Element data from apps and pages:
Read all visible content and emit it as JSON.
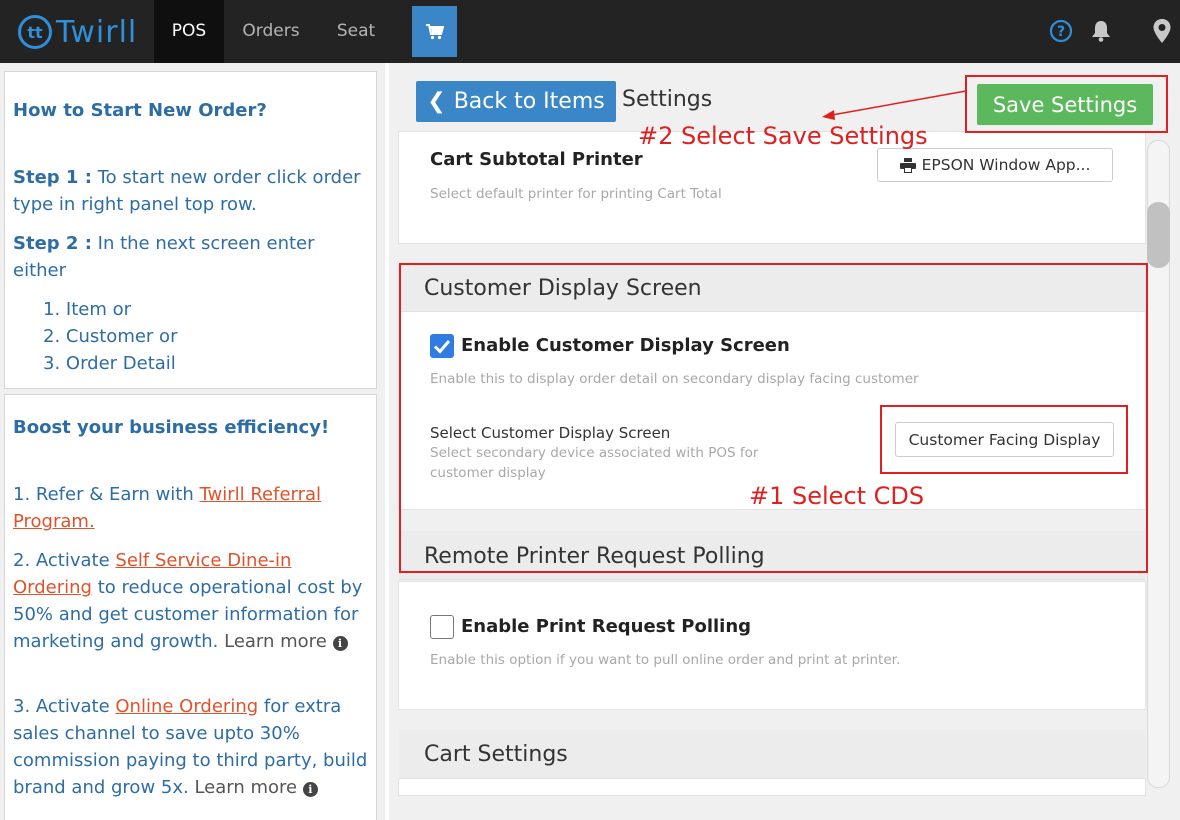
{
  "app": {
    "logo_text": "Twirll",
    "logo_mark": "tt"
  },
  "nav": {
    "pos": "POS",
    "orders": "Orders",
    "seat": "Seat"
  },
  "help_panel": {
    "title": "How to Start New Order?",
    "step1_label": "Step 1 :",
    "step1_text": "To start new order click order type in right panel top row.",
    "step2_label": "Step 2 :",
    "step2_text": "In the next screen enter either",
    "options": [
      "1. Item or",
      "2. Customer or",
      "3. Order Detail"
    ]
  },
  "boost_panel": {
    "title": "Boost your business efficiency!",
    "item1_prefix": "1. Refer & Earn with ",
    "item1_link": "Twirll Referral Program.",
    "item2_prefix": "2. Activate ",
    "item2_link": "Self Service Dine-in Ordering",
    "item2_suffix": " to reduce operational cost by 50% and get customer information for marketing and growth.",
    "item3_prefix": "3. Activate ",
    "item3_link": "Online Ordering",
    "item3_suffix": " for extra sales channel to save upto 30% commission paying to third party, build brand and grow 5x.",
    "learn_more": "Learn more"
  },
  "settings": {
    "back_label": "Back to Items",
    "title": "Settings",
    "save_label": "Save Settings",
    "cart_subtotal_printer": {
      "label": "Cart Subtotal Printer",
      "desc": "Select default printer for printing Cart Total",
      "value": "EPSON Window App..."
    },
    "cds": {
      "header": "Customer Display Screen",
      "enable_label": "Enable Customer Display Screen",
      "enable_checked": true,
      "enable_desc": "Enable this to display order detail on secondary display facing customer",
      "select_label": "Select Customer Display Screen",
      "select_desc_1": "Select secondary device associated with POS for",
      "select_desc_2": "customer display",
      "select_value": "Customer Facing Display"
    },
    "polling": {
      "header": "Remote Printer Request Polling",
      "enable_label": "Enable Print Request Polling",
      "enable_checked": false,
      "enable_desc": "Enable this option if you want to pull online order and print at printer."
    },
    "cart_settings": {
      "header": "Cart Settings"
    }
  },
  "annotations": {
    "step1": "#1 Select CDS",
    "step2": "#2 Select Save Settings"
  },
  "colors": {
    "accent": "#3b86c6",
    "save": "#5cb85c",
    "annotation": "#e02020",
    "link": "#e0522c"
  }
}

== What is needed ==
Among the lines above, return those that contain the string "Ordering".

== Exercise result ==
    "item2_link": "Self Service Dine-in Ordering",
    "item3_link": "Online Ordering",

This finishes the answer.